Segment Start: Data to use

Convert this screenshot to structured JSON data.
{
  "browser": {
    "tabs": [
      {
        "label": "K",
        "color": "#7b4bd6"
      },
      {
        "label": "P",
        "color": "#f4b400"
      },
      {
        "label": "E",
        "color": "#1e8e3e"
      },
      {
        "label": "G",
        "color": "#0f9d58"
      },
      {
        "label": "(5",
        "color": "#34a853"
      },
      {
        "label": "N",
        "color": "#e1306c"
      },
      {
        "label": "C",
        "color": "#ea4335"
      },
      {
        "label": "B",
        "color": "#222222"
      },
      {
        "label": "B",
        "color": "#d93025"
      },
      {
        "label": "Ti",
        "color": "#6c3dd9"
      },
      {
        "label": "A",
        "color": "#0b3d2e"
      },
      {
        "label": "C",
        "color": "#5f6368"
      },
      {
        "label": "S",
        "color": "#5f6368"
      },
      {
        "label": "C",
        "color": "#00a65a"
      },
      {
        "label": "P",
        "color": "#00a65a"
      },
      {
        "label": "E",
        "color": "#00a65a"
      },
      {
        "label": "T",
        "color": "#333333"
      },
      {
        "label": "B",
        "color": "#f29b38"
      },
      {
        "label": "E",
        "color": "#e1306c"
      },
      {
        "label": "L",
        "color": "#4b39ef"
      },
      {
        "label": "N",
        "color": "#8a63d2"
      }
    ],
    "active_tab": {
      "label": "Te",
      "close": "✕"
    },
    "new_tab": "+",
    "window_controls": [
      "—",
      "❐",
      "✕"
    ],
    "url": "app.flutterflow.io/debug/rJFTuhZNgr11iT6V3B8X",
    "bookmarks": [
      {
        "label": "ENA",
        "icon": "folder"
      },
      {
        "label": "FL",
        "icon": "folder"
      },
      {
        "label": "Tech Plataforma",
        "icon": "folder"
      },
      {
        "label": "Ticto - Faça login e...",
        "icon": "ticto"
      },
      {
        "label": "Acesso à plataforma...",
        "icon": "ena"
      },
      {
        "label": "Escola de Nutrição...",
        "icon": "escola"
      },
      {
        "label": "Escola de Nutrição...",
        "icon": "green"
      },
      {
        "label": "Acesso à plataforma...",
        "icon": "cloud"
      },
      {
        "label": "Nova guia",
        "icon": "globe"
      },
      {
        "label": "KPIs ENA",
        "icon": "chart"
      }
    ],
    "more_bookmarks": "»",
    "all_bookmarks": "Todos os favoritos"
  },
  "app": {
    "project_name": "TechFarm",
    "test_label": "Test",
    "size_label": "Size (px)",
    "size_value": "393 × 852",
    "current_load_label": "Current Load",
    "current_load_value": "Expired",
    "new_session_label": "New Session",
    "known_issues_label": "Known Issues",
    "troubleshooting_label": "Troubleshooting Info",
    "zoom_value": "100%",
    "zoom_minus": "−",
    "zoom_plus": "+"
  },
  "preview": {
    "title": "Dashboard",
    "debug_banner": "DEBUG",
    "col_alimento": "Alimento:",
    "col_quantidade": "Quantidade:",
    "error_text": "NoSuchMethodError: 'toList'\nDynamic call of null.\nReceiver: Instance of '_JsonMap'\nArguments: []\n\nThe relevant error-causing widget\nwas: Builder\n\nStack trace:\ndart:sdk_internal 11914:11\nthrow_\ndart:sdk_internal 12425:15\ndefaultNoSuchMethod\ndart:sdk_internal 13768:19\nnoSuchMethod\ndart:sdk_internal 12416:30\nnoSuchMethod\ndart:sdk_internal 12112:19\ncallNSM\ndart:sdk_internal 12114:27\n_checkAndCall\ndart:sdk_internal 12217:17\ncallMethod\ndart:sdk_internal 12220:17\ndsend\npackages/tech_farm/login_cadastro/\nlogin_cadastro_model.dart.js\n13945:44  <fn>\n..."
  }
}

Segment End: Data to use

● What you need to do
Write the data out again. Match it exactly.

● Written answer
Convert this screenshot to structured JSON data.
{
  "browser": {
    "tabs": [
      {
        "label": "K",
        "color": "#7b4bd6"
      },
      {
        "label": "P",
        "color": "#f4b400"
      },
      {
        "label": "E",
        "color": "#1e8e3e"
      },
      {
        "label": "G",
        "color": "#0f9d58"
      },
      {
        "label": "(5",
        "color": "#34a853"
      },
      {
        "label": "N",
        "color": "#e1306c"
      },
      {
        "label": "C",
        "color": "#ea4335"
      },
      {
        "label": "B",
        "color": "#222222"
      },
      {
        "label": "B",
        "color": "#d93025"
      },
      {
        "label": "Ti",
        "color": "#6c3dd9"
      },
      {
        "label": "A",
        "color": "#0b3d2e"
      },
      {
        "label": "C",
        "color": "#5f6368"
      },
      {
        "label": "S",
        "color": "#5f6368"
      },
      {
        "label": "C",
        "color": "#00a65a"
      },
      {
        "label": "P",
        "color": "#00a65a"
      },
      {
        "label": "E",
        "color": "#00a65a"
      },
      {
        "label": "T",
        "color": "#333333"
      },
      {
        "label": "B",
        "color": "#f29b38"
      },
      {
        "label": "E",
        "color": "#e1306c"
      },
      {
        "label": "L",
        "color": "#4b39ef"
      },
      {
        "label": "N",
        "color": "#8a63d2"
      }
    ],
    "active_tab": {
      "label": "Te",
      "close": "✕"
    },
    "new_tab": "+",
    "window_controls": [
      "—",
      "❐",
      "✕"
    ],
    "url": "app.flutterflow.io/debug/rJFTuhZNgr11iT6V3B8X",
    "bookmarks": [
      {
        "label": "ENA",
        "icon": "folder"
      },
      {
        "label": "FL",
        "icon": "folder"
      },
      {
        "label": "Tech Plataforma",
        "icon": "folder"
      },
      {
        "label": "Ticto - Faça login e...",
        "icon": "ticto"
      },
      {
        "label": "Acesso à plataforma...",
        "icon": "ena"
      },
      {
        "label": "Escola de Nutrição...",
        "icon": "escola"
      },
      {
        "label": "Escola de Nutrição...",
        "icon": "green"
      },
      {
        "label": "Acesso à plataforma...",
        "icon": "cloud"
      },
      {
        "label": "Nova guia",
        "icon": "globe"
      },
      {
        "label": "KPIs ENA",
        "icon": "chart"
      }
    ],
    "more_bookmarks": "»",
    "all_bookmarks": "Todos os favoritos"
  },
  "app": {
    "project_name": "TechFarm",
    "test_label": "Test",
    "size_label": "Size (px)",
    "size_value": "393 × 852",
    "current_load_label": "Current Load",
    "current_load_value": "Expired",
    "new_session_label": "New Session",
    "known_issues_label": "Known Issues",
    "troubleshooting_label": "Troubleshooting Info",
    "zoom_value": "100%",
    "zoom_minus": "−",
    "zoom_plus": "+"
  },
  "preview": {
    "title": "Dashboard",
    "debug_banner": "DEBUG",
    "col_alimento": "Alimento:",
    "col_quantidade": "Quantidade:",
    "error_text": "NoSuchMethodError: 'toList'\nDynamic call of null.\nReceiver: Instance of '_JsonMap'\nArguments: []\n\nThe relevant error-causing widget\nwas: Builder\n\nStack trace:\ndart:sdk_internal 11914:11\nthrow_\ndart:sdk_internal 12425:15\ndefaultNoSuchMethod\ndart:sdk_internal 13768:19\nnoSuchMethod\ndart:sdk_internal 12416:30\nnoSuchMethod\ndart:sdk_internal 12112:19\ncallNSM\ndart:sdk_internal 12114:27\n_checkAndCall\ndart:sdk_internal 12217:17\ncallMethod\ndart:sdk_internal 12220:17\ndsend\npackages/tech_farm/login_cadastro/\nlogin_cadastro_model.dart.js\n13945:44  <fn>\n..."
  }
}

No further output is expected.